▶ _DATA SHOWN_
#####

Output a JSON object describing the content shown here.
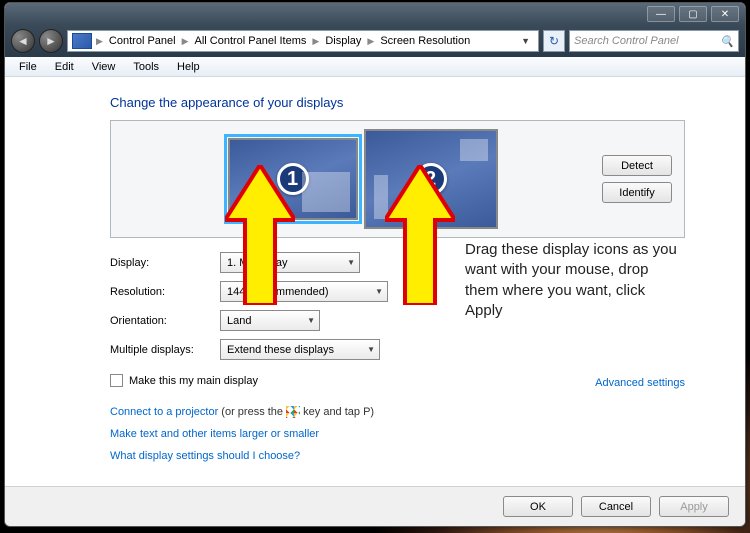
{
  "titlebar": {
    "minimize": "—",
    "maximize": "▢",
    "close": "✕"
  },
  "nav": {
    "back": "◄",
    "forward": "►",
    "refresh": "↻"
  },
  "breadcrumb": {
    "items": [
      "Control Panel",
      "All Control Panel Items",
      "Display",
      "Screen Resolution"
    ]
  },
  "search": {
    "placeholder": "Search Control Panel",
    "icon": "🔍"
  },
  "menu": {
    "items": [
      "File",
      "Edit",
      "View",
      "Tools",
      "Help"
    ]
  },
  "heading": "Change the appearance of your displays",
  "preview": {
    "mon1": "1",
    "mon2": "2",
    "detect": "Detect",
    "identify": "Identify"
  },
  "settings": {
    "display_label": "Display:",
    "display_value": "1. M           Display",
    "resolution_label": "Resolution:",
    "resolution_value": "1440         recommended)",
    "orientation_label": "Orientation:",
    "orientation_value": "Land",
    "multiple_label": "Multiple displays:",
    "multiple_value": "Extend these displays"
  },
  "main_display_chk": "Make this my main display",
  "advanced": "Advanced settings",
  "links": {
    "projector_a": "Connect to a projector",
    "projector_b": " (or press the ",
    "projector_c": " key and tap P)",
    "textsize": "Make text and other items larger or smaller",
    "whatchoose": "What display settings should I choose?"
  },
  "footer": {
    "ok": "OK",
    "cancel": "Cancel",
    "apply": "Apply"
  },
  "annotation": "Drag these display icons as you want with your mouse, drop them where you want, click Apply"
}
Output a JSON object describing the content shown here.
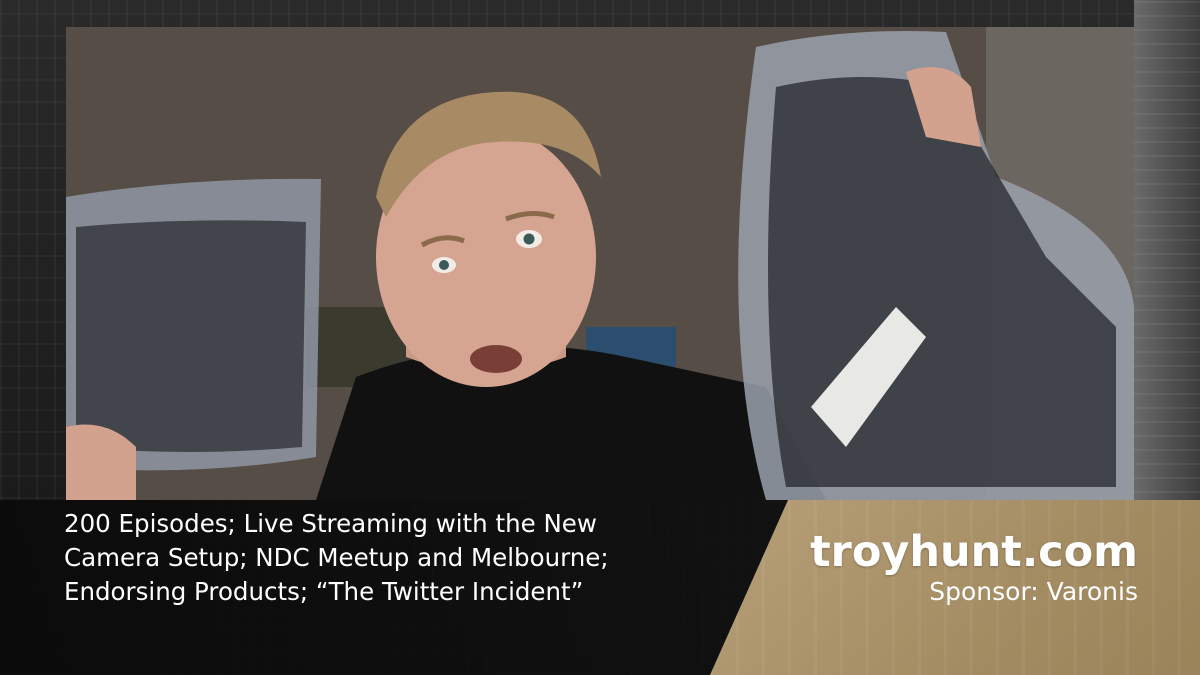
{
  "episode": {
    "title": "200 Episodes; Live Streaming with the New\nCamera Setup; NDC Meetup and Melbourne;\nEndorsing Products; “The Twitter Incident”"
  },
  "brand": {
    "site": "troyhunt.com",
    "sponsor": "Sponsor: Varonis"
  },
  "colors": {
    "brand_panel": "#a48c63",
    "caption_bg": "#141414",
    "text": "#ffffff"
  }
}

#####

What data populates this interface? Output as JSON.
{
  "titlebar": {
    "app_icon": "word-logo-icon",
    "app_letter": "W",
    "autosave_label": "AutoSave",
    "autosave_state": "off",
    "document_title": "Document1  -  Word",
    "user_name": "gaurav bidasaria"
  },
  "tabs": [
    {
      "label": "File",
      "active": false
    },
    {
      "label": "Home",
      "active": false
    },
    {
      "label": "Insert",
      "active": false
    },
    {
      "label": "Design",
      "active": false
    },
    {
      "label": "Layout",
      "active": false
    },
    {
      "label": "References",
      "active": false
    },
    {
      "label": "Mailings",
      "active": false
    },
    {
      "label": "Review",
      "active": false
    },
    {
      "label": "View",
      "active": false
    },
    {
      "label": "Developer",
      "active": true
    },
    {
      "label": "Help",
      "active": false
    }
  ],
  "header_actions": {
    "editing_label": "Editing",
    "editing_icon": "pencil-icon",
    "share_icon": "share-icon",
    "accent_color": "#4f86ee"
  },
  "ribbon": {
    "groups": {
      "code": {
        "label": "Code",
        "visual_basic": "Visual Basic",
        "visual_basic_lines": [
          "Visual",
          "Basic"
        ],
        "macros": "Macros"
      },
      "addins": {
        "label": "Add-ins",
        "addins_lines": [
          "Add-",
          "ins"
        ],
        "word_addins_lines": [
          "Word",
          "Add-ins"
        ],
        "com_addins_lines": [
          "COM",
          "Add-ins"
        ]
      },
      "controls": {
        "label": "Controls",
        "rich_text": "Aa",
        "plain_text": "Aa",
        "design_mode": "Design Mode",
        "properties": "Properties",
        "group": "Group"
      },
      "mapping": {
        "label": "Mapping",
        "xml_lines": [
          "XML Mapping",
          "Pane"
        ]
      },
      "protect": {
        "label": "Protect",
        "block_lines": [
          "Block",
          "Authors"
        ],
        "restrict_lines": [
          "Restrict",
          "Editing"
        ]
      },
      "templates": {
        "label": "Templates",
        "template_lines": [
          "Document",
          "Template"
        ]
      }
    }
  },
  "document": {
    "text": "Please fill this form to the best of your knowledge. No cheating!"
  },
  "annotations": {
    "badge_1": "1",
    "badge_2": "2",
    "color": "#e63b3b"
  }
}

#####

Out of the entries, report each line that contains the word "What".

▶ _REPLY TO THE EXERCISE_
    "whatchoose": "What display settings should I choose?"
What data populates this interface? Output as JSON.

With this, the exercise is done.